What is expected: The task calls for each line of the records below in which the word "value" appears.

Page and application data records:
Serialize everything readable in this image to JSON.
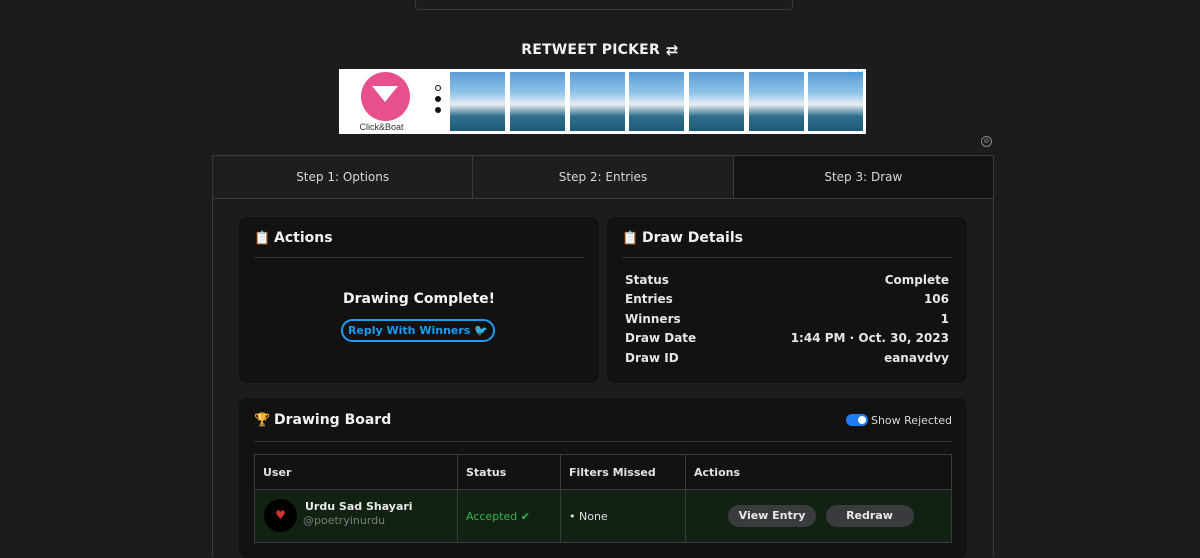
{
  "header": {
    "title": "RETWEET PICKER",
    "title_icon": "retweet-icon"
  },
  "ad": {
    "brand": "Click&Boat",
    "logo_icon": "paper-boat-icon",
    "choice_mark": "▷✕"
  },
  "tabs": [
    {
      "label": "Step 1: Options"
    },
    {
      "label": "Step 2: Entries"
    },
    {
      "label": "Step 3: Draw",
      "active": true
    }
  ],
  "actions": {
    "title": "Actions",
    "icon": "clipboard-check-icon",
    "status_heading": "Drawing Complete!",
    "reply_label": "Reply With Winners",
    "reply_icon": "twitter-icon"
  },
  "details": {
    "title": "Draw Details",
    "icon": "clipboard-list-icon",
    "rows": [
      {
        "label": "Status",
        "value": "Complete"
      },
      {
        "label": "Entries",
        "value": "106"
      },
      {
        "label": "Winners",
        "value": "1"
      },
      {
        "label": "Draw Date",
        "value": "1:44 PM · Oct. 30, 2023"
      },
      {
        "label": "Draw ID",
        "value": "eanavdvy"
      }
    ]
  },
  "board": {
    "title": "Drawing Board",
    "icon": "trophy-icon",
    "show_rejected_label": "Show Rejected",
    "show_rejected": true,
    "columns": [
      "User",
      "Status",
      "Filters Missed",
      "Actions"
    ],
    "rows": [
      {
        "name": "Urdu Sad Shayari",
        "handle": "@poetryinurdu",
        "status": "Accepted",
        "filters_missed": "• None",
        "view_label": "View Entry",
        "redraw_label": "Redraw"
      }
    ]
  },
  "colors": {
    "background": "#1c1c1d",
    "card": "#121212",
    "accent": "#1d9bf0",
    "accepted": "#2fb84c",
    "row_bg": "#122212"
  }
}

Exercise response:
        "value": "Complete"
        "value": "106"
        "value": "1"
        "value": "1:44 PM · Oct. 30, 2023"
        "value": "eanavdvy"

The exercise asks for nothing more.